Intel has long considered the server market one of its core money-makers of tomorrow. Thanks to its vast resources, INTC should easily win this war. However, AMD has the technological momentum with its next-generation server chip called “Rome,” and now the PR momentum with Amazon.
The leadership team is looking to steal significant market share from Intel, and its goals are definitely realistic. That aspect hasn’t changed despite Advanced Micro Devices stock tanking, which currently makes shares so tempting.
Reasons to Avoid Advanced Micro Devices Stock
Not everything, though, is roses and sunshine for AMD stock. A significant headwind working against long-side shareholders is the lack of fresh catalysts.
This dynamic was on full display during its most recent earnings report for the third quarter. Based on its earnings print, AMD delivered a solid report, beating its consensus earnings target and matching revenue expectations.
However, Advanced Micro Devices stock cratered shortly after the Q3 disclosure. Part of the reason was that the earnings performance was muted relative to prior results. But the biggest factor was the disappointing guidance.
For Q4, management expects revenue to come in around $1.45 billion. However, analysts expected $1.6 billion, perhaps even higher. After all, AMD’s aggressive move into 7-nanometer chips didn’t materialize overnight. If the company really believes it can chip away at Intel, how come their guidance didn’t reflect their vocalized confidence?

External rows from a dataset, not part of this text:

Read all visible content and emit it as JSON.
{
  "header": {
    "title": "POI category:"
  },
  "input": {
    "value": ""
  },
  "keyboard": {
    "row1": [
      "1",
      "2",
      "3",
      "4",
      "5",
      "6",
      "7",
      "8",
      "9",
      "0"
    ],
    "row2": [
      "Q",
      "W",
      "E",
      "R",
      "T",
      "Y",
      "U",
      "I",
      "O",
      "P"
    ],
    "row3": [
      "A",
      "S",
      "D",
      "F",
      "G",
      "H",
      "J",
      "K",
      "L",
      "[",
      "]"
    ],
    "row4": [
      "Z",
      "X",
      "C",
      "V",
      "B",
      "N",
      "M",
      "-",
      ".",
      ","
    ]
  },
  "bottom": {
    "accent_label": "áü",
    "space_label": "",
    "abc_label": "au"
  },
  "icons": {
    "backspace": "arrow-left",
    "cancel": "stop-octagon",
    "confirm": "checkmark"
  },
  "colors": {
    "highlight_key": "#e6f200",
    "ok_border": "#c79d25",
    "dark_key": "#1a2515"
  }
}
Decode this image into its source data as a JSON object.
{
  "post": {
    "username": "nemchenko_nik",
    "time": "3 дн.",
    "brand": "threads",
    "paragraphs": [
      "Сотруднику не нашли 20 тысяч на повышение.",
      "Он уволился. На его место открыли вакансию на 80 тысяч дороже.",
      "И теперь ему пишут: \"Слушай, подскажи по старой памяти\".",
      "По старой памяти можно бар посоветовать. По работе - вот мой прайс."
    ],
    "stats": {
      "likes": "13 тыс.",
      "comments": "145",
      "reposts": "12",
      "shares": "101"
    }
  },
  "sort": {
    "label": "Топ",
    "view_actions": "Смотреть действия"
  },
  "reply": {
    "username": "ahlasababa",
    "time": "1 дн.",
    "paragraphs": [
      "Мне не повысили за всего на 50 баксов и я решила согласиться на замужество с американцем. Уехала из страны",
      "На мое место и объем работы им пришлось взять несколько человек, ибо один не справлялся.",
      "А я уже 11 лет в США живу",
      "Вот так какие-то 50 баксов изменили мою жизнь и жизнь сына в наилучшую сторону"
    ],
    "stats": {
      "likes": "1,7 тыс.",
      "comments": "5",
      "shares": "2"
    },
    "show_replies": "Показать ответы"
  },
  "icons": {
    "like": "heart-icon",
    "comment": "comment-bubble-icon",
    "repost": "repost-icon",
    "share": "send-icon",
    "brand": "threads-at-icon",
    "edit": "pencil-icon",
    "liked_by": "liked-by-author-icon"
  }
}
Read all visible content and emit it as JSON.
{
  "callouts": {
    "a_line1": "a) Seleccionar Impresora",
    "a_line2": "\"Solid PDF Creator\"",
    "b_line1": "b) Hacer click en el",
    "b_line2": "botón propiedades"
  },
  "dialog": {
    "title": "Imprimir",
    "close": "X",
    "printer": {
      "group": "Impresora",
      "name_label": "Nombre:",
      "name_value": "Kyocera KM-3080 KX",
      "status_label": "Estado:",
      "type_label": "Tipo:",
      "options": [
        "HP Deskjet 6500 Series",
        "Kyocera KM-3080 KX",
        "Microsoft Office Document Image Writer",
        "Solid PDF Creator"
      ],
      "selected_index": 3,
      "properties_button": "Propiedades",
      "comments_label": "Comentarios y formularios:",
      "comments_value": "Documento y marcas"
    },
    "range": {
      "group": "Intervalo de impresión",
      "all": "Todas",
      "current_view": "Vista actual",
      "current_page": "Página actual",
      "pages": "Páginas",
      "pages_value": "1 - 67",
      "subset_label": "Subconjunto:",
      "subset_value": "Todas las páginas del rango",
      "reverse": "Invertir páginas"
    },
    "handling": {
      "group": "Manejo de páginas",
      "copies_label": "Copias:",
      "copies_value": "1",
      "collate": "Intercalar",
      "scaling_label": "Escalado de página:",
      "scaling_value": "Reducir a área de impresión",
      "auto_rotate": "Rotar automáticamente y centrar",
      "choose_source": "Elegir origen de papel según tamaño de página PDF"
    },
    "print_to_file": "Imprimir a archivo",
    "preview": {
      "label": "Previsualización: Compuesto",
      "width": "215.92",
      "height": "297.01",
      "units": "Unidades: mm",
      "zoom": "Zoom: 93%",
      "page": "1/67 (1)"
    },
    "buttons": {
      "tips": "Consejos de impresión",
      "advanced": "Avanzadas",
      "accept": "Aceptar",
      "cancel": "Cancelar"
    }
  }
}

Another reason not to jump too deeply into AMD stock is that Intel isn’t a pushover. Sure, INTC has had its problems, but head-to-head, it’s simply a better financed and more stable organization than Advanced Micro. Should things not go according to plan next year, investors could run to Intel (or some other name) for shelter.
Bottom Line for AMD Stock
If you’re a speculator and you’re prepared for sudden volatility, I like AMD stock as a calculated gamble here. Shares are back down to where they were in early August, which is a tremendous discount.
Plus, I don’t see any evidence that AMD has incurred the kind of technical damage that would drop prices below a critical threshold. An example would be its 200-day moving average, which currently sits at $17.29.
However, if you’re a conservative investor, I don’t think AMD stock is an appropriate choice. While its depressed price point entices, both the broader markets and the tech sector are jittery. That means you can almost guarantee Advanced Micro will go on a bumpy ride.
As of this writing, Josh Enomoto did not hold a position in any of the aforementioned securities.